Packaged salad still accounts for one in five organic dollars, but the 2.3% growth rate was below the department average.
The most notable growth occurred within organic fruits, due to a 23% increase in organic berry volume sales. Not far behind was the growth of bananas and apples. Organic berry sales, which include strawberries, blueberries and blackberries, topped $586 million in 2017, with volume up 22% from last year. Organic apple and banana volume increased 11 and 17.5% respectively last year, while the average retail prices for each category were down 8 and 3%.
“What’s most impressive about these two categories is the growth they were able to achieve in organic despite stagnant or declining conventional fresh produce sales. This also highlights that even the most mature categories have opportunity to grow the consumer base and sales through an organic offering,” said Matt Seeley, co-founder and CEO, of Organic Produce Network. “Not many product groups can claim double-digit growth in today’s competitive environment, which reinforces the power and importance of organic produce.”
Rounding out the top five was double-digit growth from organic fresh produce, beverages and the herb and spices segment.
“Potatoes, grapes and citrus all rank in the top 10 for conventional sales but fail to crack the top 10 in organic sales which shows that some categories still have opportunity for an increased market presence,” said Matt Lally, an associate director at Nielsen.

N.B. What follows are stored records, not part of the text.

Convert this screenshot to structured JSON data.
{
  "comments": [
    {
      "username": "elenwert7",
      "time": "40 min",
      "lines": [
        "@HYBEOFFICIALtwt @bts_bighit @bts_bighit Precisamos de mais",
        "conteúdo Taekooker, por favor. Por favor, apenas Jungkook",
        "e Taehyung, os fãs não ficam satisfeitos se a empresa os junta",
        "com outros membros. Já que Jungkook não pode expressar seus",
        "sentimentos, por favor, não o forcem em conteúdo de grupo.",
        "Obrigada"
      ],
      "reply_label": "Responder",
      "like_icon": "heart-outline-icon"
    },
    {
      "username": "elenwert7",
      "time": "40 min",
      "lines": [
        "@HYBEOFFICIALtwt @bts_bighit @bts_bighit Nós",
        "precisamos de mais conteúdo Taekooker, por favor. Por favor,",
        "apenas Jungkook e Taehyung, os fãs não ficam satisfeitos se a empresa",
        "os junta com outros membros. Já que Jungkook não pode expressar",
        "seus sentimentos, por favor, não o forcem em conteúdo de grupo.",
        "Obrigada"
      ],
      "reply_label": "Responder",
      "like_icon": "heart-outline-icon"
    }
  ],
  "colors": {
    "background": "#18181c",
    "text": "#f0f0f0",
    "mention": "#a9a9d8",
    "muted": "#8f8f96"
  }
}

“Understanding and setting pricing strategies between conventional and organic varieties is critical for success,” he added. “People will pay a premium for organic, but at some point, they will trade to conventional or out of the category all together.”
Millennials have been linked to the explosion in organic sales. And as millennials enter their parenting years, the impact on the nearly $50 billion organic market could be transformative, we reported recently in Whole Foods Magazine.